> _EXERCISE_
Could you set down every entry exactly as it stands, without the images?

───── DATA EXTRACTS ─────

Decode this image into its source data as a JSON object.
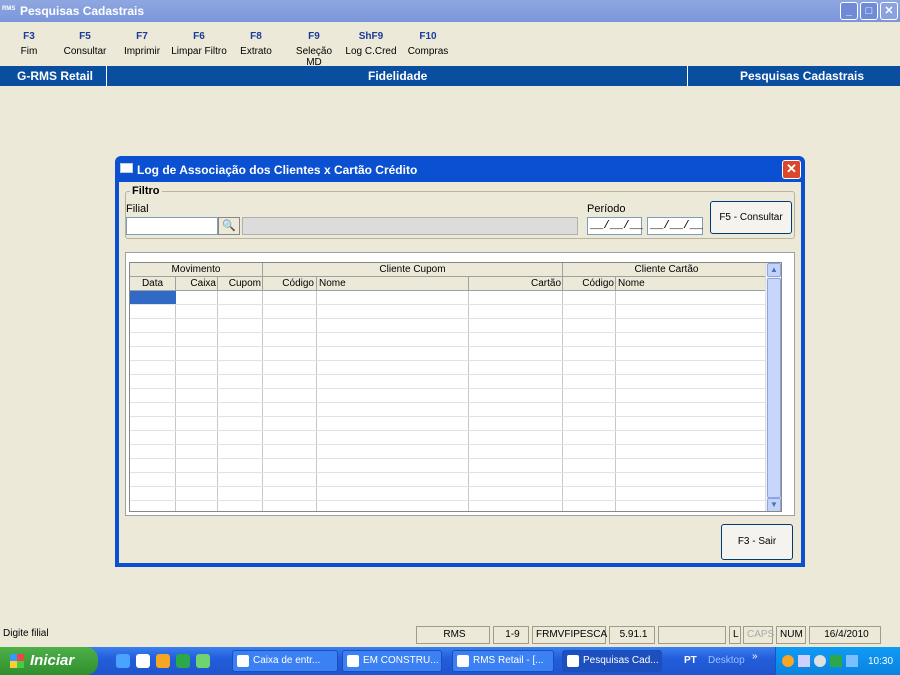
{
  "window": {
    "app_icon": "RMS",
    "title": "Pesquisas Cadastrais",
    "min": "_",
    "max": "□",
    "close": "✕"
  },
  "fkeys": [
    {
      "key": "F3",
      "label": "Fim"
    },
    {
      "key": "F5",
      "label": "Consultar"
    },
    {
      "key": "F7",
      "label": "Imprimir"
    },
    {
      "key": "F6",
      "label": "Limpar Filtro"
    },
    {
      "key": "F8",
      "label": "Extrato"
    },
    {
      "key": "F9",
      "label": "Seleção MD"
    },
    {
      "key": "ShF9",
      "label": "Log C.Cred"
    },
    {
      "key": "F10",
      "label": "Compras"
    }
  ],
  "module_bar": {
    "left": "G-RMS Retail",
    "center": "Fidelidade",
    "right": "Pesquisas Cadastrais"
  },
  "dialog": {
    "title": "Log de Associação dos Clientes x Cartão Crédito",
    "close": "✕",
    "filter": {
      "legend": "Filtro",
      "filial_label": "Filial",
      "filial_value": "",
      "periodo_label": "Período",
      "periodo_from": "__/__/__",
      "periodo_to": "__/__/__",
      "consult_button": "F5 - Consultar"
    },
    "grid": {
      "groups": [
        "Movimento",
        "Cliente Cupom",
        "Cliente Cartão"
      ],
      "columns": [
        "Data",
        "Caixa",
        "Cupom",
        "Código",
        "Nome",
        "Cartão",
        "Código",
        "Nome"
      ]
    },
    "exit_button": "F3 - Sair"
  },
  "statusbar": {
    "message": "Digite filial",
    "sys": "RMS",
    "range": "1-9",
    "form": "FRMVFIPESCA",
    "version": "5.91.1",
    "l": "L",
    "caps": "CAPS",
    "num": "NUM",
    "date": "16/4/2010"
  },
  "taskbar": {
    "start": "Iniciar",
    "tasks": [
      "Caixa de entr...",
      "EM CONSTRU...",
      "RMS Retail - [...",
      "Pesquisas Cad..."
    ],
    "lang": "PT",
    "desktop": "Desktop",
    "chevron": "»",
    "clock": "10:30"
  }
}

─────

> _ANSWER FOR THE TASK_
Decode this image into its source data as a JSON object.
{
  "window": {
    "app_icon": "RMS",
    "title": "Pesquisas Cadastrais",
    "min": "_",
    "max": "□",
    "close": "✕"
  },
  "fkeys": [
    {
      "key": "F3",
      "label": "Fim"
    },
    {
      "key": "F5",
      "label": "Consultar"
    },
    {
      "key": "F7",
      "label": "Imprimir"
    },
    {
      "key": "F6",
      "label": "Limpar Filtro"
    },
    {
      "key": "F8",
      "label": "Extrato"
    },
    {
      "key": "F9",
      "label": "Seleção MD"
    },
    {
      "key": "ShF9",
      "label": "Log C.Cred"
    },
    {
      "key": "F10",
      "label": "Compras"
    }
  ],
  "module_bar": {
    "left": "G-RMS Retail",
    "center": "Fidelidade",
    "right": "Pesquisas Cadastrais"
  },
  "dialog": {
    "title": "Log de Associação dos Clientes x Cartão Crédito",
    "close": "✕",
    "filter": {
      "legend": "Filtro",
      "filial_label": "Filial",
      "filial_value": "",
      "periodo_label": "Período",
      "periodo_from": "__/__/__",
      "periodo_to": "__/__/__",
      "consult_button": "F5 - Consultar"
    },
    "grid": {
      "groups": [
        "Movimento",
        "Cliente Cupom",
        "Cliente Cartão"
      ],
      "columns": [
        "Data",
        "Caixa",
        "Cupom",
        "Código",
        "Nome",
        "Cartão",
        "Código",
        "Nome"
      ]
    },
    "exit_button": "F3 - Sair"
  },
  "statusbar": {
    "message": "Digite filial",
    "sys": "RMS",
    "range": "1-9",
    "form": "FRMVFIPESCA",
    "version": "5.91.1",
    "l": "L",
    "caps": "CAPS",
    "num": "NUM",
    "date": "16/4/2010"
  },
  "taskbar": {
    "start": "Iniciar",
    "tasks": [
      "Caixa de entr...",
      "EM CONSTRU...",
      "RMS Retail - [...",
      "Pesquisas Cad..."
    ],
    "lang": "PT",
    "desktop": "Desktop",
    "chevron": "»",
    "clock": "10:30"
  }
}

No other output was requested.